We, the Pahinungod directors, even agreed that, ideally, the Pahinugod Office would oversee the activities of the National Service Training Program, so that the volunteer activities and NSTP activities would be coordinated, with no overlaps and duplications. Diliman could form teams consisting of volunteers from each disciplinal cluster or a blend of disciplines and these teams could adopt communities and develop programs, with the involvement of the communities.
There was no shortage of volunteers?
No. The students would come to the office and volunteer. There was no Diliman unit that didn’t have volunteers, and their usual comment was that they learned more from the community than the community from them. That’s usually the case.
Also, they found an outlet for what they wanted to do, other than purely academics, and they managed to blend academics with volunteering. There was a service-learning option, where instead of just submitting a term paper, you applied theories and principles outside. The NCPAG had this, and sometimes the volunteers would go to a depressed community and serve the senior citizens by facilitating their applications for senior citizen IDs.
We even had the Quezon City Jail Project where the volunteers would go to the Quezon City Jail in coordination with the Bureau of Jail Management and Penology, and conduct literacy workshops, or simply visit with the jail inmates who had nobody to visit them, or run simple errands for them, or on certain occasions, hold programs to entertain them. I remember some volunteers from the College of Music who would sing for them or play instruments.
I really saw the effort these young people put into volunteering, and the camaraderie they developed. As director, I learned so much from them. And we and the volunteers still get in touch with one another. They still organize groups and do volunteer work. They still do this to this day, even though they already have families now.
What is it about volunteering?
I think it’s inherent in us Filipinos, because we’re not really individualistic. We love working with communities; there’s a sense of service there. However, if you don’t make the students aware that this opportunity is available, they might get distracted, because there are so many more interesting things to do. Volunteerism is a way for them to see that there is a world outside where they are now.
What do you believe is the legacy of the UP Diliman and UP System Pahinungod?
As long as public service is there through the Padayon Public Service Office, and as long as it’s not a dole-out… UP is part of a bigger community, so we should always be involved—not only aware, but involved. We should do something. That’s why it’s called activism, because you act on it. It’s active participation.
It’s not just about joining a radical movement. Teachers can do this in class. We’re supposed to be dealing with knowledge, right?
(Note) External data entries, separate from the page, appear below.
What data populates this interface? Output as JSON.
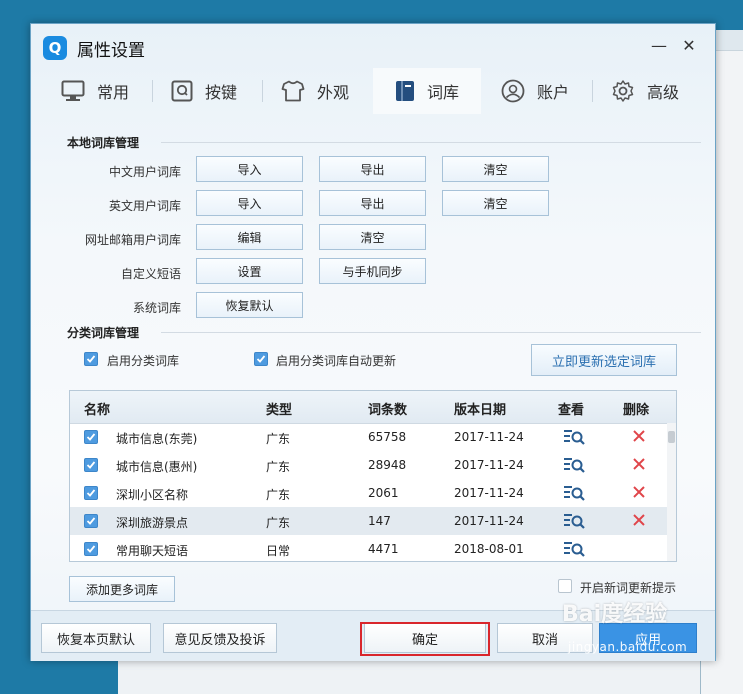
{
  "window": {
    "title": "属性设置",
    "logo_letter": "Q",
    "minimize": "—",
    "close": "✕"
  },
  "tabs": [
    {
      "label": "常用",
      "icon": "monitor-icon"
    },
    {
      "label": "按键",
      "icon": "key-icon"
    },
    {
      "label": "外观",
      "icon": "shirt-icon"
    },
    {
      "label": "词库",
      "icon": "book-icon",
      "active": true
    },
    {
      "label": "账户",
      "icon": "user-icon"
    },
    {
      "label": "高级",
      "icon": "gear-icon"
    }
  ],
  "local": {
    "title": "本地词库管理",
    "rows": [
      {
        "label": "中文用户词库",
        "buttons": [
          "导入",
          "导出",
          "清空"
        ]
      },
      {
        "label": "英文用户词库",
        "buttons": [
          "导入",
          "导出",
          "清空"
        ]
      },
      {
        "label": "网址邮箱用户词库",
        "buttons": [
          "编辑",
          "清空"
        ]
      },
      {
        "label": "自定义短语",
        "buttons": [
          "设置",
          "与手机同步"
        ]
      },
      {
        "label": "系统词库",
        "buttons": [
          "恢复默认"
        ]
      }
    ]
  },
  "category": {
    "title": "分类词库管理",
    "enable_label": "启用分类词库",
    "auto_update_label": "启用分类词库自动更新",
    "update_now": "立即更新选定词库",
    "columns": [
      "名称",
      "类型",
      "词条数",
      "版本日期",
      "查看",
      "删除"
    ],
    "rows": [
      {
        "name": "城市信息(东莞)",
        "type": "广东",
        "count": "65758",
        "date": "2017-11-24",
        "deletable": true
      },
      {
        "name": "城市信息(惠州)",
        "type": "广东",
        "count": "28948",
        "date": "2017-11-24",
        "deletable": true
      },
      {
        "name": "深圳小区名称",
        "type": "广东",
        "count": "2061",
        "date": "2017-11-24",
        "deletable": true
      },
      {
        "name": "深圳旅游景点",
        "type": "广东",
        "count": "147",
        "date": "2017-11-24",
        "deletable": true
      },
      {
        "name": "常用聊天短语",
        "type": "日常",
        "count": "4471",
        "date": "2018-08-01",
        "deletable": false
      }
    ],
    "add_more": "添加更多词库",
    "new_word_hint": "开启新词更新提示"
  },
  "footer": {
    "restore": "恢复本页默认",
    "feedback": "意见反馈及投诉",
    "ok": "确定",
    "cancel": "取消",
    "apply": "应用"
  },
  "watermark": {
    "text": "Bai度经验",
    "url": "jingyan.baidu.com"
  },
  "colors": {
    "accent": "#3a93e4",
    "check": "#4e9be0",
    "delete": "#e0454a",
    "highlight": "#d9262c"
  }
}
When we gain knowledge, we become more aware. But do we stop at awareness? No, we do something. We change our behavior. How do you share what you learned? How do you learn further from others so that you become a better person?
While each day is a learning experience, the learning from volunteering is deeper, broader. You learn to see society as one big school. The whole community is the school. Education happens every day, everywhere. Everyone is a part of it.